Records for processing →
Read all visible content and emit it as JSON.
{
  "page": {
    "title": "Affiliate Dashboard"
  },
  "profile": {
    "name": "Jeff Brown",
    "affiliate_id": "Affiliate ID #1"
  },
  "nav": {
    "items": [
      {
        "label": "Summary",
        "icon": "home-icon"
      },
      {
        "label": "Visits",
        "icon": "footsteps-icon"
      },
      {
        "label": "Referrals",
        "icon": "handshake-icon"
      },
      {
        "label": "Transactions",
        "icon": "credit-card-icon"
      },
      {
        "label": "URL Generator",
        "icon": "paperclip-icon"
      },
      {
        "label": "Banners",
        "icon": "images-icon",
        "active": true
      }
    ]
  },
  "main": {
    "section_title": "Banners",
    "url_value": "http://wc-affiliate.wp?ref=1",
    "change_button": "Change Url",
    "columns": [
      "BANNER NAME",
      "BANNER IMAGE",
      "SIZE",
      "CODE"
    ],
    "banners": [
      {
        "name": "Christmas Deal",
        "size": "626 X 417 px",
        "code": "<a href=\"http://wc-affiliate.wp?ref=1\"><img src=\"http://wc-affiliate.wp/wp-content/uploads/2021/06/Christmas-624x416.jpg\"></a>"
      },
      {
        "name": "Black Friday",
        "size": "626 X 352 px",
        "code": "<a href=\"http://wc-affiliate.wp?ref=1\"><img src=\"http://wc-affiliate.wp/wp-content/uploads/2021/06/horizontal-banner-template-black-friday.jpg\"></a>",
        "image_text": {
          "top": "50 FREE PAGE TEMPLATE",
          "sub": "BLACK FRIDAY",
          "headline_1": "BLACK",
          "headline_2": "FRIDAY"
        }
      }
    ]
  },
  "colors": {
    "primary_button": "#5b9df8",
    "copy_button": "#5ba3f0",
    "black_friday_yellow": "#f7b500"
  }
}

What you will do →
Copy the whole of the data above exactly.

Written reply →
Read all visible content and emit it as JSON.
{
  "page": {
    "title": "Affiliate Dashboard"
  },
  "profile": {
    "name": "Jeff Brown",
    "affiliate_id": "Affiliate ID #1"
  },
  "nav": {
    "items": [
      {
        "label": "Summary",
        "icon": "home-icon"
      },
      {
        "label": "Visits",
        "icon": "footsteps-icon"
      },
      {
        "label": "Referrals",
        "icon": "handshake-icon"
      },
      {
        "label": "Transactions",
        "icon": "credit-card-icon"
      },
      {
        "label": "URL Generator",
        "icon": "paperclip-icon"
      },
      {
        "label": "Banners",
        "icon": "images-icon",
        "active": true
      }
    ]
  },
  "main": {
    "section_title": "Banners",
    "url_value": "http://wc-affiliate.wp?ref=1",
    "change_button": "Change Url",
    "columns": [
      "BANNER NAME",
      "BANNER IMAGE",
      "SIZE",
      "CODE"
    ],
    "banners": [
      {
        "name": "Christmas Deal",
        "size": "626 X 417 px",
        "code": "<a href=\"http://wc-affiliate.wp?ref=1\"><img src=\"http://wc-affiliate.wp/wp-content/uploads/2021/06/Christmas-624x416.jpg\"></a>"
      },
      {
        "name": "Black Friday",
        "size": "626 X 352 px",
        "code": "<a href=\"http://wc-affiliate.wp?ref=1\"><img src=\"http://wc-affiliate.wp/wp-content/uploads/2021/06/horizontal-banner-template-black-friday.jpg\"></a>",
        "image_text": {
          "top": "50 FREE PAGE TEMPLATE",
          "sub": "BLACK FRIDAY",
          "headline_1": "BLACK",
          "headline_2": "FRIDAY"
        }
      }
    ]
  },
  "colors": {
    "primary_button": "#5b9df8",
    "copy_button": "#5ba3f0",
    "black_friday_yellow": "#f7b500"
  }
}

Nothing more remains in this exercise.